HOW TO COMPLETE THIS TASK » Indicate how many lines in the listing below contain the word "JSON". No other output is permitted.

EXTRACTED RECORDS »
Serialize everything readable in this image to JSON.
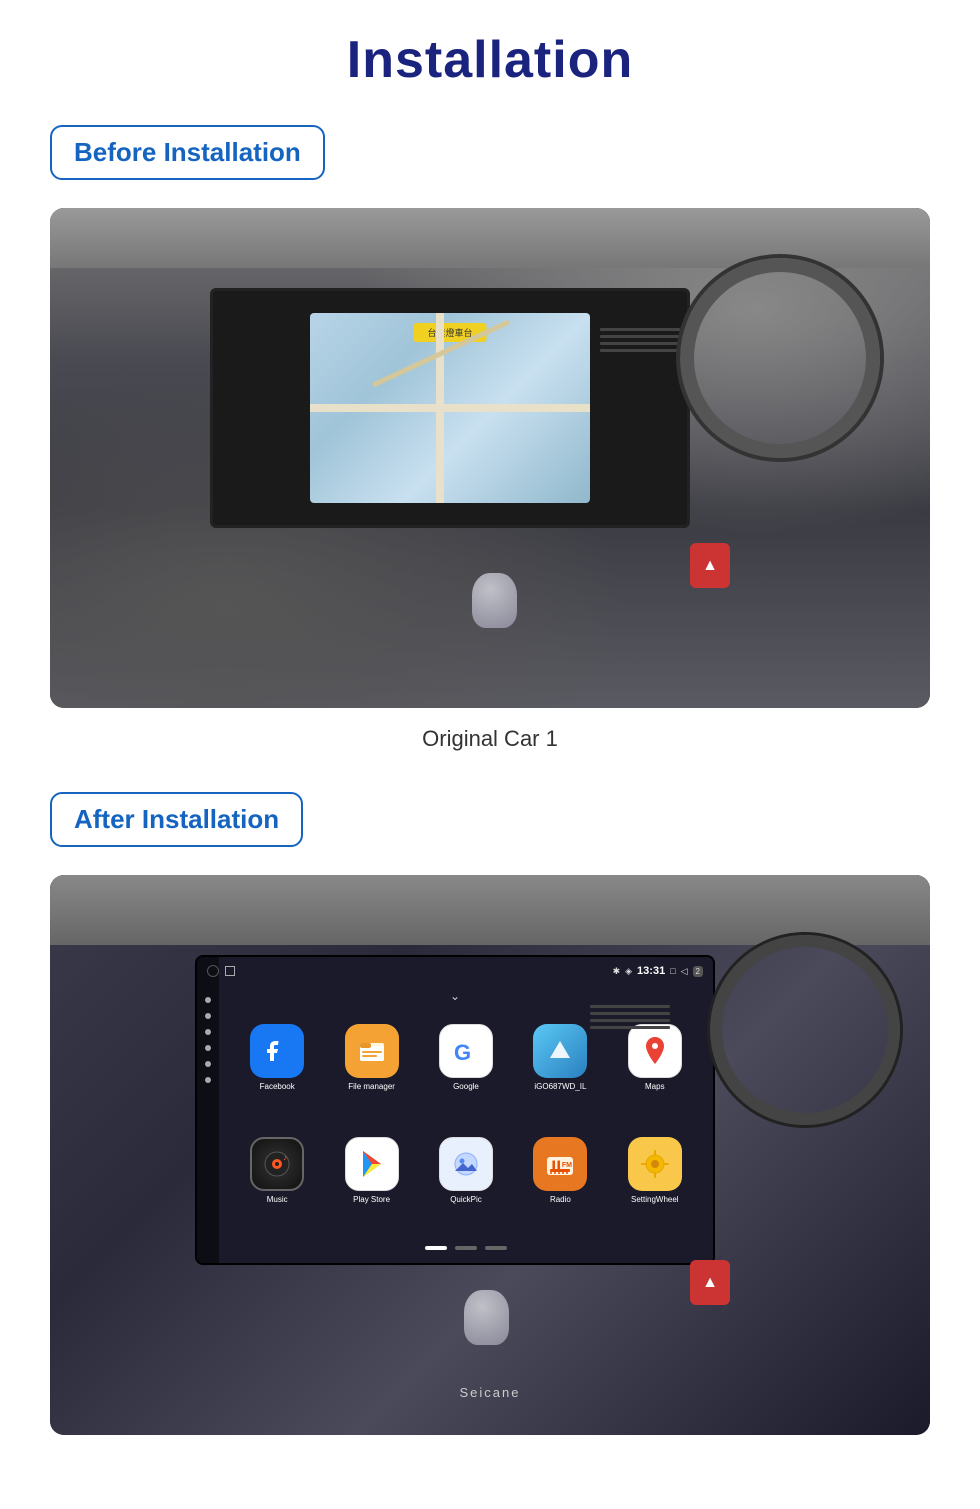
{
  "page": {
    "title": "Installation",
    "sections": [
      {
        "id": "before",
        "label": "Before Installation",
        "caption": "Original Car  1"
      },
      {
        "id": "after",
        "label": "After Installation",
        "seicane": "Seicane"
      }
    ]
  },
  "android_screen": {
    "status_bar": {
      "time": "13:31",
      "icons": "* ◈ □ ◁ 2"
    },
    "apps": [
      {
        "name": "Facebook",
        "icon": "facebook",
        "color": "#1877f2"
      },
      {
        "name": "File manager",
        "icon": "filemanager",
        "color": "#f4a234"
      },
      {
        "name": "Google",
        "icon": "google",
        "color": "#fff"
      },
      {
        "name": "iGO687WD_IL",
        "icon": "igo",
        "color": "#3a9ad9"
      },
      {
        "name": "Maps",
        "icon": "maps",
        "color": "#fff"
      },
      {
        "name": "Music",
        "icon": "music",
        "color": "#222"
      },
      {
        "name": "Play Store",
        "icon": "playstore",
        "color": "#fff"
      },
      {
        "name": "QuickPic",
        "icon": "quickpic",
        "color": "#f5f5ff"
      },
      {
        "name": "Radio",
        "icon": "radio",
        "color": "#e87722"
      },
      {
        "name": "SettingWheel",
        "icon": "settingwheel",
        "color": "#f9c84a"
      }
    ]
  },
  "colors": {
    "title": "#1a237e",
    "section_label_border": "#1565c0",
    "section_label_text": "#1565c0"
  }
}
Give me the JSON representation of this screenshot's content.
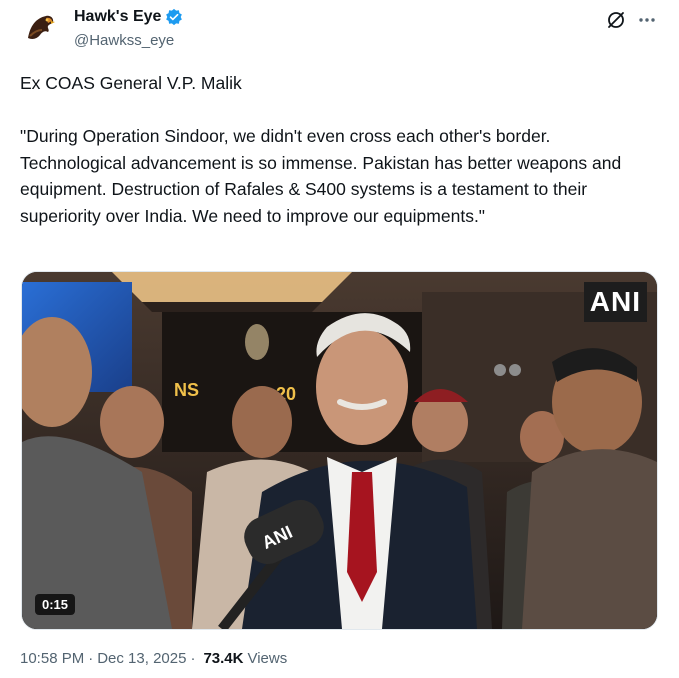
{
  "author": {
    "display_name": "Hawk's Eye",
    "handle": "@Hawkss_eye",
    "avatar_icon": "eagle-icon",
    "verified_icon": "verified-badge-icon",
    "verified_color": "#1d9bf0"
  },
  "tweet": {
    "text": "Ex COAS General V.P. Malik\n\n\"During Operation Sindoor, we didn't even cross each other's border. Technological advancement is so immense. Pakistan has better weapons and equipment. Destruction of Rafales & S400 systems is a testament to their superiority over India. We need to improve our equipments.\""
  },
  "media": {
    "watermark": "ANI",
    "mic_label": "ANI",
    "backdrop_text_left": "NS",
    "backdrop_text_right": "20",
    "duration": "0:15"
  },
  "meta": {
    "time": "10:58 PM",
    "separator": "·",
    "date": "Dec 13, 2025",
    "views_count": "73.4K",
    "views_label": "Views"
  }
}
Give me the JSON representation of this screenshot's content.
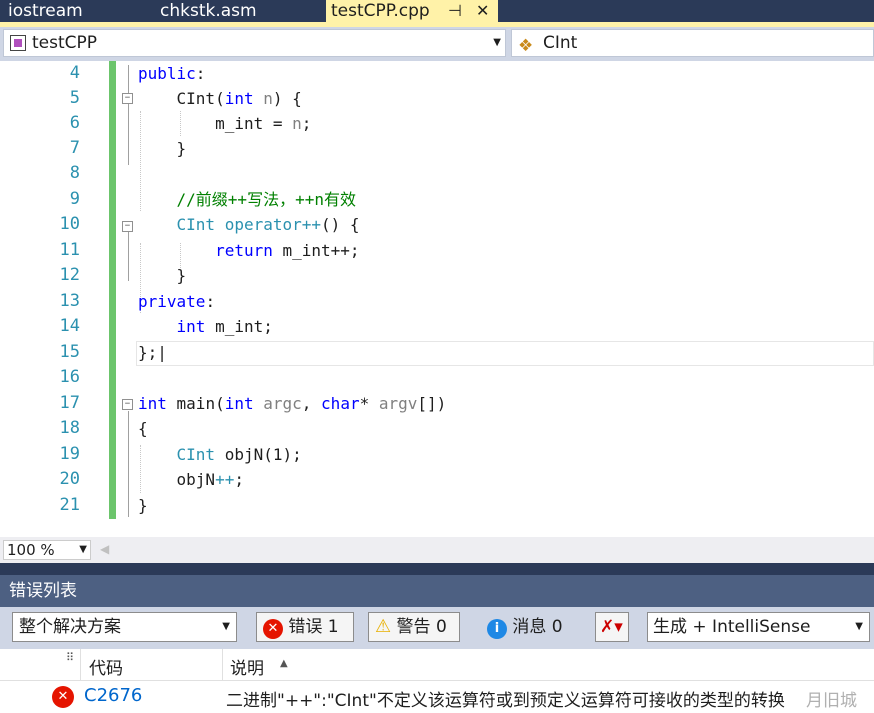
{
  "tabs": [
    {
      "label": "iostream"
    },
    {
      "label": "chkstk.asm"
    },
    {
      "label": "testCPP.cpp",
      "pin": "⊣",
      "close": "✕"
    }
  ],
  "nav": {
    "project": "testCPP",
    "member": "CInt"
  },
  "lines": [
    "4",
    "5",
    "6",
    "7",
    "8",
    "9",
    "10",
    "11",
    "12",
    "13",
    "14",
    "15",
    "16",
    "17",
    "18",
    "19",
    "20",
    "21"
  ],
  "zoom": "100 %",
  "errorlist": {
    "title": "错误列表",
    "scope": "整个解决方案",
    "errors_label": "错误 1",
    "warnings_label": "警告 0",
    "messages_label": "消息 0",
    "source": "生成 + IntelliSense",
    "col_code": "代码",
    "col_desc": "说明",
    "row_code": "C2676",
    "row_desc": "二进制\"++\":\"CInt\"不定义该运算符或到预定义运算符可接收的类型的转换",
    "watermark": "月旧城"
  },
  "colors": {
    "keyword": "#0000ff",
    "type": "#2b91af",
    "comment": "#008000",
    "active_tab": "#fff2a8",
    "error": "#e51400"
  }
}
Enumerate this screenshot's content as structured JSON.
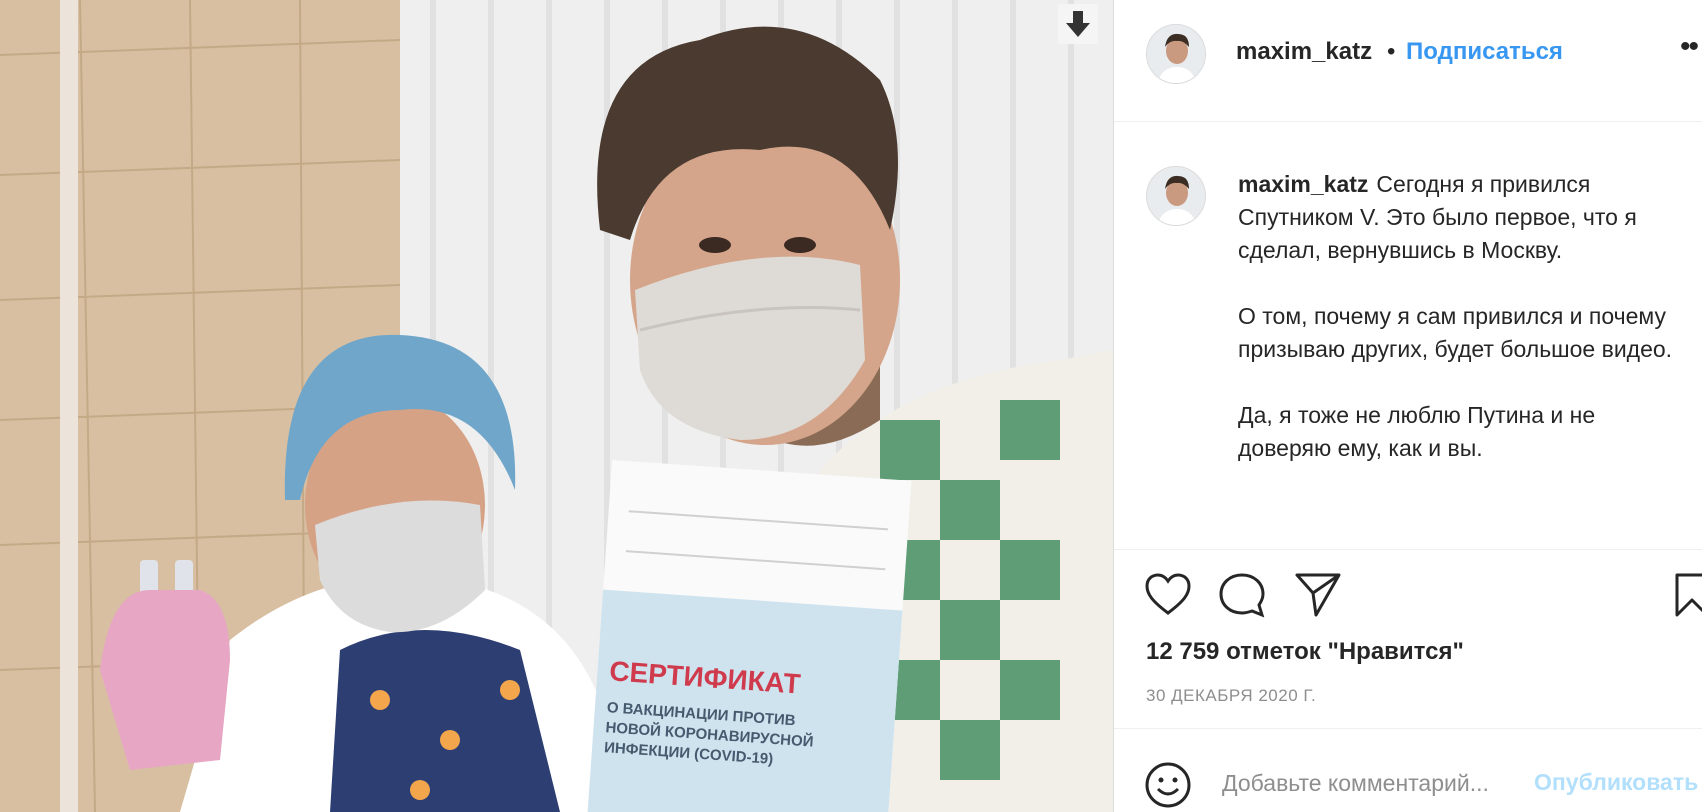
{
  "photo": {
    "certificate_title": "СЕРТИФИКАТ",
    "certificate_subtitle": [
      "О ВАКЦИНАЦИИ ПРОТИВ",
      "НОВОЙ КОРОНАВИРУСНОЙ",
      "ИНФЕКЦИИ (COVID-19)"
    ],
    "download_icon": "arrow-down-icon"
  },
  "header": {
    "username": "maxim_katz",
    "separator": "•",
    "follow_label": "Подписаться",
    "more_label": "••"
  },
  "caption": {
    "username": "maxim_katz",
    "paragraphs": [
      "Сегодня я привился Спутником V. Это было первое, что я сделал, вернувшись в Москву.",
      "О том, почему я сам привился и почему призываю других, будет большое видео.",
      "Да, я тоже не люблю Путина и не доверяю ему, как и вы."
    ]
  },
  "actions": {
    "like_icon": "heart-icon",
    "comment_icon": "comment-icon",
    "share_icon": "share-icon",
    "save_icon": "bookmark-icon",
    "likes_text": "12 759 отметок \"Нравится\"",
    "date": "30 ДЕКАБРЯ 2020 Г."
  },
  "comment": {
    "placeholder": "Добавьте комментарий...",
    "publish_label": "Опубликовать",
    "emoji_icon": "smiley-icon"
  }
}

EXPECTED ANSWER » 4